Sure enough, one warm spring day just after her nineteenth birthday, her sometime boyfriend notices an aura that has nothing in common with stale beer, herbal tea or cigarette smoke. Being her boyfriend, he makes a comment, and the poor girl is instantly lambasted for supporting such a capitalist, commercial enterprise as Chanel. Suddenly, even her very political stance is called into question – because of her perfume. She may be a punk – but she’s also a g-i-r-l. At age nineteen, someone finally notices!

Stealth subversion at its finest. A punk in French perfume, and not just any perfume, but Chanel no. 19, as opposed to the far more common no. 5.

These far too many years later, and the former punk is no longer quite so angry or so defensive. All these many years later, she still wears Chanel no. 19, whenever she’s in the mood for a little subversion. It calms her, grounds her and focuses her attention on the things that really matter.

Taking over the world, for instance. She can name at least two occasions where her qualifications – and possibly her Chanel no. 19 – landed her some very high profile jobs.

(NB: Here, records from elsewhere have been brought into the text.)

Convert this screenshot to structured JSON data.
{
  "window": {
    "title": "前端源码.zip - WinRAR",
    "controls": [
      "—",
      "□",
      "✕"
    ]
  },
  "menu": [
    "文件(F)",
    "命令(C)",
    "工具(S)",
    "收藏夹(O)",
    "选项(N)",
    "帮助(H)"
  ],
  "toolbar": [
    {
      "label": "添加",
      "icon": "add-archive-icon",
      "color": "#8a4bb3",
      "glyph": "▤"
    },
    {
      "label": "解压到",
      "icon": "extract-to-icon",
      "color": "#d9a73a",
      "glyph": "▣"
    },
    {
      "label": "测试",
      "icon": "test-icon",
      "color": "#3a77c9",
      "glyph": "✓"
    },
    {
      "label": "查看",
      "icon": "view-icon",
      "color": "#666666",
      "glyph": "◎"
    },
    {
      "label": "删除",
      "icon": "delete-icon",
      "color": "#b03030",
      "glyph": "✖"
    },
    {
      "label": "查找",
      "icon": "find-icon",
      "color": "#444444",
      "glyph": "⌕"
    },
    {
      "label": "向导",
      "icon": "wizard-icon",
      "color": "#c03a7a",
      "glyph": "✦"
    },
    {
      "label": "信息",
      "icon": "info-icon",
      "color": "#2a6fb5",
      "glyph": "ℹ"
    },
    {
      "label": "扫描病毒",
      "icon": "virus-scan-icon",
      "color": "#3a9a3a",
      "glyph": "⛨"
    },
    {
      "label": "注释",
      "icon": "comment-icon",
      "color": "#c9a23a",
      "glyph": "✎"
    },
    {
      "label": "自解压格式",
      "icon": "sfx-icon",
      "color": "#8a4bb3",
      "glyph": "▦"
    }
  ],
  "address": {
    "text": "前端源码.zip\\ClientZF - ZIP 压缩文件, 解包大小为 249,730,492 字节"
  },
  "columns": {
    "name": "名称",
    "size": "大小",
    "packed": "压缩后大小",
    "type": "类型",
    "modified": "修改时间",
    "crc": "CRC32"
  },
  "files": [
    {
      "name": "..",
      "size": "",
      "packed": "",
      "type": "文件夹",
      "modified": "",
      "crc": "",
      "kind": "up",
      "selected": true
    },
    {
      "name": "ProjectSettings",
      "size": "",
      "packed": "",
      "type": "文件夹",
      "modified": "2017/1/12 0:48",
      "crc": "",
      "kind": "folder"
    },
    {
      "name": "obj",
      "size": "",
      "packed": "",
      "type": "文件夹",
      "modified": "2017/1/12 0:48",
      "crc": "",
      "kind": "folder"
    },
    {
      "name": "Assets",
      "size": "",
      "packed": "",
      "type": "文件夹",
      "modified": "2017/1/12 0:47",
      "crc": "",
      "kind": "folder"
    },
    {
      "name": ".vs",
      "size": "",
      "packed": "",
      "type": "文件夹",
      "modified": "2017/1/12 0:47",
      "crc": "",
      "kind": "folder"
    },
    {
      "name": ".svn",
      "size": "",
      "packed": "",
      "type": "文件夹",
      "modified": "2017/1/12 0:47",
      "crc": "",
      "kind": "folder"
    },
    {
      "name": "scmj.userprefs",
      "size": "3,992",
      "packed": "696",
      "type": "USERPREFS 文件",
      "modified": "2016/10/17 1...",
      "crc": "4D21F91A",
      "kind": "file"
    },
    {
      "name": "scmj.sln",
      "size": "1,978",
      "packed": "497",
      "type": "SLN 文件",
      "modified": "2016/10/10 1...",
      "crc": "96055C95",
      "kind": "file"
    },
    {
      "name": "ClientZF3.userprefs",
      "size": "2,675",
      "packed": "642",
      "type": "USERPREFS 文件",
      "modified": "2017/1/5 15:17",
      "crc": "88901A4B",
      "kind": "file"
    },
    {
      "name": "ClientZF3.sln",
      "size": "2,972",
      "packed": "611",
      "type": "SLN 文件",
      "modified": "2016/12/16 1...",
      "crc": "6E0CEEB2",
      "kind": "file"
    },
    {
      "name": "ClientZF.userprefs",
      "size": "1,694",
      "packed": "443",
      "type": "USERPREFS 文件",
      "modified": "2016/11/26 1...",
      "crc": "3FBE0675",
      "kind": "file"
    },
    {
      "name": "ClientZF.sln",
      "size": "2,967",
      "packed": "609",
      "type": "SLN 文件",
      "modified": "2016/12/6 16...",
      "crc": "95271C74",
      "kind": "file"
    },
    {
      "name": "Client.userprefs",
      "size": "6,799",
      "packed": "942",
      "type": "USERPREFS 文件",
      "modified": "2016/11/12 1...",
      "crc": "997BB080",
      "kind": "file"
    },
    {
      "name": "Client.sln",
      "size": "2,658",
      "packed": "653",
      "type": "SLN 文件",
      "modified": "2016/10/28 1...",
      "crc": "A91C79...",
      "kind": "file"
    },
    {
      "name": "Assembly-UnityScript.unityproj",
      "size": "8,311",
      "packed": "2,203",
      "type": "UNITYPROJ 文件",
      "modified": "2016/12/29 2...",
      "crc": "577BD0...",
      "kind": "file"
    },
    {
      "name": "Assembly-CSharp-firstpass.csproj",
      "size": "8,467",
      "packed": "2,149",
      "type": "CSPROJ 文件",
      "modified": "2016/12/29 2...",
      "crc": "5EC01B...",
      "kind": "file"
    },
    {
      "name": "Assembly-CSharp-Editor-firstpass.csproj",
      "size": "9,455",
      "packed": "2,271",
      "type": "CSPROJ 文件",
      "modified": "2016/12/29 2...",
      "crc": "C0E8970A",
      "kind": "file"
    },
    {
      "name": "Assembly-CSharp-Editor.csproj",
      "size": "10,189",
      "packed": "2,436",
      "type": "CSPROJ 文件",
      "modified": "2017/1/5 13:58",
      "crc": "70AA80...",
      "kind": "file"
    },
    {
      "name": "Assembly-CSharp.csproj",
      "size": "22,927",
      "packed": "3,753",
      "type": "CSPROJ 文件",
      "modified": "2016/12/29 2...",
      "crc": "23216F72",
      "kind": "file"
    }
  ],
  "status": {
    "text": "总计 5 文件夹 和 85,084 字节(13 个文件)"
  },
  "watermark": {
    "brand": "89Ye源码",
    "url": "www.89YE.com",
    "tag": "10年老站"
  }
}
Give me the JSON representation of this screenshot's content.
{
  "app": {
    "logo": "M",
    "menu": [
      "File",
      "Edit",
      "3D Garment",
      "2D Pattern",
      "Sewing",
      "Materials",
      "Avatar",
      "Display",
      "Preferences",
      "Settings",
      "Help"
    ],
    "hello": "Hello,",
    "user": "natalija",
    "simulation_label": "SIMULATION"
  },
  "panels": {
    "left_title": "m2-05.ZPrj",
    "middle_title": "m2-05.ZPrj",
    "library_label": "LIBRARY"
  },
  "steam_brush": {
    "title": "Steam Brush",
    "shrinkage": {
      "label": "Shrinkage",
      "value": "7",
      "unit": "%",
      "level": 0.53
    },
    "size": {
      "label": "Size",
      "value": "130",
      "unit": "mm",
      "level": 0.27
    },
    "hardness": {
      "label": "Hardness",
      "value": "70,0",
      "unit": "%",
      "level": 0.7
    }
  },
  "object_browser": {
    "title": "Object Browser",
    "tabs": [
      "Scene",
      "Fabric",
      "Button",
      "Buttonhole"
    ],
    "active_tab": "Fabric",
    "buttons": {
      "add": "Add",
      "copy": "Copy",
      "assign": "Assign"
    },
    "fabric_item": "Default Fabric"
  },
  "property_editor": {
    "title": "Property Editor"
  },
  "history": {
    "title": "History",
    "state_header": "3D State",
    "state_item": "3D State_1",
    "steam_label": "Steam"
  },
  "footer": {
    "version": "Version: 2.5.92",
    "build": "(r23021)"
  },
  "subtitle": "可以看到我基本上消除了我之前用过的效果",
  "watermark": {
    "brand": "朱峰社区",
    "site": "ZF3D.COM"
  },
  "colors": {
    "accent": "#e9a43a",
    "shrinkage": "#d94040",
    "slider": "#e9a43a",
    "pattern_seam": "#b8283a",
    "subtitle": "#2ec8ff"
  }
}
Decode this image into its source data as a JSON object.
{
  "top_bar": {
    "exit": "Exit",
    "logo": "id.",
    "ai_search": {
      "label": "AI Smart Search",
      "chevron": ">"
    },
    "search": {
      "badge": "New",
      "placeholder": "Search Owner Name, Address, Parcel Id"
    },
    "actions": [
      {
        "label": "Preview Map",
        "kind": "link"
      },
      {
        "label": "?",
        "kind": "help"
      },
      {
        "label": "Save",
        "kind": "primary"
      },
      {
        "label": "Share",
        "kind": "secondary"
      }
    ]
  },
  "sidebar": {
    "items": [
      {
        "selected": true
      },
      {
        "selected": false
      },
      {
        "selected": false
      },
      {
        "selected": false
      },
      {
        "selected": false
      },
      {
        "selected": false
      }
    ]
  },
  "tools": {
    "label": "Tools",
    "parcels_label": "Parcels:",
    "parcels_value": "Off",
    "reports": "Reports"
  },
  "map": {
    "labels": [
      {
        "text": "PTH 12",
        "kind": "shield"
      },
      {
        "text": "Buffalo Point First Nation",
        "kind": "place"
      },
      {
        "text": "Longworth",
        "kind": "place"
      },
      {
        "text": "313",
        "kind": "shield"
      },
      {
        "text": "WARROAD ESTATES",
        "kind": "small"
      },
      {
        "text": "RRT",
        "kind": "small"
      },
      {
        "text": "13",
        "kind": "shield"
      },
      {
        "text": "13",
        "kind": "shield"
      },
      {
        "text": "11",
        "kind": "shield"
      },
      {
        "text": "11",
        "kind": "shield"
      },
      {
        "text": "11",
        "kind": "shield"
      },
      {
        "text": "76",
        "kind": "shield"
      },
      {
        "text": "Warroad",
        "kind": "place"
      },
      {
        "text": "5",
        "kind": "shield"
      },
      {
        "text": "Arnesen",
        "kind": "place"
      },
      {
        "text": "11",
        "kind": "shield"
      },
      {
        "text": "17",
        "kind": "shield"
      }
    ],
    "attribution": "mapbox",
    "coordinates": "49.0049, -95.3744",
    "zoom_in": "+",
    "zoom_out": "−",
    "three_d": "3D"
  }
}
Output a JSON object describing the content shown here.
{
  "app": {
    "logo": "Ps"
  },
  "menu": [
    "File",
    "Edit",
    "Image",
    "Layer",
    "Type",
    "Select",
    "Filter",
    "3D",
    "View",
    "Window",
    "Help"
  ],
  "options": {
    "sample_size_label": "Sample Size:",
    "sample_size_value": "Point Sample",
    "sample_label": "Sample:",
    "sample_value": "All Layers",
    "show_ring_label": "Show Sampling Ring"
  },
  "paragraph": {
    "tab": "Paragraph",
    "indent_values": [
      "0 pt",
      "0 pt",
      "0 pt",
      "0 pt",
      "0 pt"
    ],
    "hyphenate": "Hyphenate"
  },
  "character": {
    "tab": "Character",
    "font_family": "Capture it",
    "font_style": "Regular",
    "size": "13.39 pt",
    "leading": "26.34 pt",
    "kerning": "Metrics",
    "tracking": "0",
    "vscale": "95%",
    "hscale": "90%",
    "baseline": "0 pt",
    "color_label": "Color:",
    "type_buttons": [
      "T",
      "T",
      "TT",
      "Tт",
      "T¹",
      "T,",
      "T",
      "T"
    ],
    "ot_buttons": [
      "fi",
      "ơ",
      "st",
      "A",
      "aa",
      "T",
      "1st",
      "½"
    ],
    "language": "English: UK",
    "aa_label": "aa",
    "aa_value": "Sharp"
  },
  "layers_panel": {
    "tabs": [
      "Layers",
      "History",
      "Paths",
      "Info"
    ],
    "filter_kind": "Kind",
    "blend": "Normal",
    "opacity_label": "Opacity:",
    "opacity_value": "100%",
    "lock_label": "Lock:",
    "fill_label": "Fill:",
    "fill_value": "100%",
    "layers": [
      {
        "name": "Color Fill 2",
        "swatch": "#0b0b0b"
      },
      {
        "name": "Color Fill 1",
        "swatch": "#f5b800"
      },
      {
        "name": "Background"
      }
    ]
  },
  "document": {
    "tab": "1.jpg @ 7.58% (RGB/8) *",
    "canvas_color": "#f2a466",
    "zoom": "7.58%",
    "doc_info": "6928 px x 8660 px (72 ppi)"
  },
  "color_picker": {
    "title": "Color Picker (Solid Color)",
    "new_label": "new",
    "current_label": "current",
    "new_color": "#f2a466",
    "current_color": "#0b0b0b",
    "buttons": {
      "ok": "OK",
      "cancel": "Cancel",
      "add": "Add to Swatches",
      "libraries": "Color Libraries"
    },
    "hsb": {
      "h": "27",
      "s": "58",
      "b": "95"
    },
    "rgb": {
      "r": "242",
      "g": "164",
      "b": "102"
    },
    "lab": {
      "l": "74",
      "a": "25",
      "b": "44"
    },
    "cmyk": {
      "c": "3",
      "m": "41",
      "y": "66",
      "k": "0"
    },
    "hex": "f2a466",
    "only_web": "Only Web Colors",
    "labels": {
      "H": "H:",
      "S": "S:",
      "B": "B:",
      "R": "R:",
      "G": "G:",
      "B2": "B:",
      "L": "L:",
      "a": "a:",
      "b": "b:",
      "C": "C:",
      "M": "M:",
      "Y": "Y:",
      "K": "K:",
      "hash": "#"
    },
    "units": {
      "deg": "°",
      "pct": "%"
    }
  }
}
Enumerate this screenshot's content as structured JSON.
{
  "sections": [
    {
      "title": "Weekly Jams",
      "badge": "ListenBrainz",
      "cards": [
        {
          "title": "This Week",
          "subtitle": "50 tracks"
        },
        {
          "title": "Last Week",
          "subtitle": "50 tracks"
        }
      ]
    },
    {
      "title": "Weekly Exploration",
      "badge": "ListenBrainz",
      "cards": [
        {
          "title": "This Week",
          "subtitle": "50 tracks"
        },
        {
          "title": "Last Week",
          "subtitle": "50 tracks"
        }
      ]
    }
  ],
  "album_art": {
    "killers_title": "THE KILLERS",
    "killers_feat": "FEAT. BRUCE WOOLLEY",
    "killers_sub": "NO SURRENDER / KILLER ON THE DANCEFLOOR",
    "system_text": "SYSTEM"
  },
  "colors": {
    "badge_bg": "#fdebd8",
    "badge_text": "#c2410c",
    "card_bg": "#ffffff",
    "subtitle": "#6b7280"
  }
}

Chanel no. 19 is a chilly, green and even slightly intimidating perfume. The kind of perfume you’d imagine Sigourney Weaver wearing in ‘Working Girl’ – not compromising on femininity, or much of anything else, for that matter. It’s a take it or leave it scent, from the first cool, muted burst of galbanum to the far dry-down of earthy vetiver, and all the silky-smooth stages of iris and rose in between. It has no need to be loud, no need to wear its heart on its dark green sleeve, but you will notice it, you will pay attention and you will do as she bids you – or else. The perfect scent for Ms. Phrigidaire.

The different concentrations offer a surprising evolution of the same scent. The parfum is like cold, slippery, gray-green satin, emphasizing the happy marriage of iris and rose. The eau de parfum is less focused on the rose/iris and more on the leathery, vetiver and oakmoss base notes, whereas the eau de toilette is lighter, with more of a galbanum kick and a flirtier, more lemony iris middle.

It has certainly been reformulated due to IFRA restrictions. The Chanel no 19 I remember at age 19 was much richer, more faceted and less fleeting than the one you can find today, but having said that, some loves last well beyond the age of nineteen. Even this one.

Notes according to Basenotes

Top notes:
Galbanum, Bergamot, Neroli, Hyacinth .
Middle Notes:
Rose, Orris, Jasmine, Narcissus, Muguet, Ylang-Ylang.

Base Notes:
Musk, Sandal, Oakmoss, Leather, Cedarwood .

Image: © SexyEyes69/